RAW DATA:
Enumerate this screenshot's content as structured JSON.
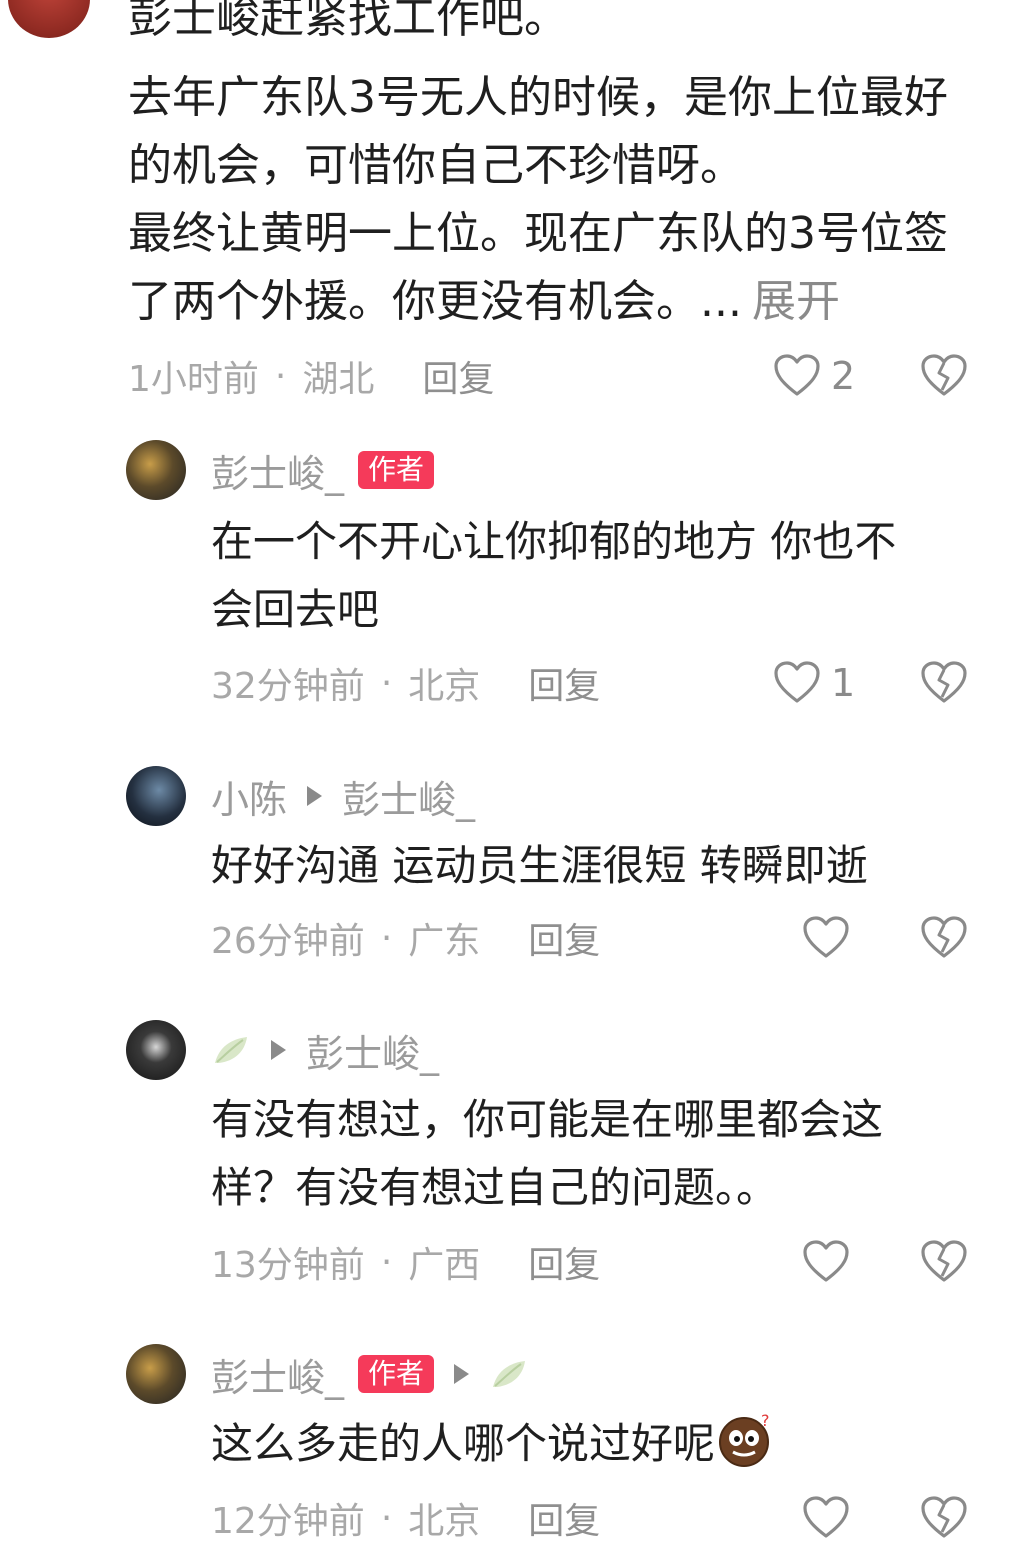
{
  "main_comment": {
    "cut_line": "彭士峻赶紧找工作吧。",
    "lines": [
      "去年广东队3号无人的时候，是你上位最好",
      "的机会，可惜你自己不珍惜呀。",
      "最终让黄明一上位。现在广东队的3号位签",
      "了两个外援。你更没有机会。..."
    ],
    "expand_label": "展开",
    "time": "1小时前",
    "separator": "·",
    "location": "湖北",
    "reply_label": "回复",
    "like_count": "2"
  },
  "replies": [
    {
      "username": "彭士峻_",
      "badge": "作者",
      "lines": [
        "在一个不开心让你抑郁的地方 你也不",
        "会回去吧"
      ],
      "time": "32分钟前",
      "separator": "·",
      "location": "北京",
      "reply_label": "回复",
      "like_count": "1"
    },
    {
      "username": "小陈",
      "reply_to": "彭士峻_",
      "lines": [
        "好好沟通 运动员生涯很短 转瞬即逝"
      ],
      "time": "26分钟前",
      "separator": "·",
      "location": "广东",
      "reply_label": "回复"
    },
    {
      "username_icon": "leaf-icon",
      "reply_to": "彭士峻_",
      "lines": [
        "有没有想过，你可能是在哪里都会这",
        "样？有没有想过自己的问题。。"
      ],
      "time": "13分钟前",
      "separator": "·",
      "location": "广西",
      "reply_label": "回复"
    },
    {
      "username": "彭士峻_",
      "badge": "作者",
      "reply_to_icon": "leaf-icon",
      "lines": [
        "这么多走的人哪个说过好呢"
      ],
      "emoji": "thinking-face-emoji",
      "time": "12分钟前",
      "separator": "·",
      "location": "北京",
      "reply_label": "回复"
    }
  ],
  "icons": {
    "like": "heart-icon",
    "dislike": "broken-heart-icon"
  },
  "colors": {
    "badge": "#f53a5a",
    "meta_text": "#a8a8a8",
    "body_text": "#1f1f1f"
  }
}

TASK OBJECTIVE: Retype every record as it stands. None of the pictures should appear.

RESPONSE FOR THIS EXERCISE:
Enumerate this screenshot's content as structured JSON.
{
  "main_comment": {
    "cut_line": "彭士峻赶紧找工作吧。",
    "lines": [
      "去年广东队3号无人的时候，是你上位最好",
      "的机会，可惜你自己不珍惜呀。",
      "最终让黄明一上位。现在广东队的3号位签",
      "了两个外援。你更没有机会。..."
    ],
    "expand_label": "展开",
    "time": "1小时前",
    "separator": "·",
    "location": "湖北",
    "reply_label": "回复",
    "like_count": "2"
  },
  "replies": [
    {
      "username": "彭士峻_",
      "badge": "作者",
      "lines": [
        "在一个不开心让你抑郁的地方 你也不",
        "会回去吧"
      ],
      "time": "32分钟前",
      "separator": "·",
      "location": "北京",
      "reply_label": "回复",
      "like_count": "1"
    },
    {
      "username": "小陈",
      "reply_to": "彭士峻_",
      "lines": [
        "好好沟通 运动员生涯很短 转瞬即逝"
      ],
      "time": "26分钟前",
      "separator": "·",
      "location": "广东",
      "reply_label": "回复"
    },
    {
      "username_icon": "leaf-icon",
      "reply_to": "彭士峻_",
      "lines": [
        "有没有想过，你可能是在哪里都会这",
        "样？有没有想过自己的问题。。"
      ],
      "time": "13分钟前",
      "separator": "·",
      "location": "广西",
      "reply_label": "回复"
    },
    {
      "username": "彭士峻_",
      "badge": "作者",
      "reply_to_icon": "leaf-icon",
      "lines": [
        "这么多走的人哪个说过好呢"
      ],
      "emoji": "thinking-face-emoji",
      "time": "12分钟前",
      "separator": "·",
      "location": "北京",
      "reply_label": "回复"
    }
  ],
  "icons": {
    "like": "heart-icon",
    "dislike": "broken-heart-icon"
  },
  "colors": {
    "badge": "#f53a5a",
    "meta_text": "#a8a8a8",
    "body_text": "#1f1f1f"
  }
}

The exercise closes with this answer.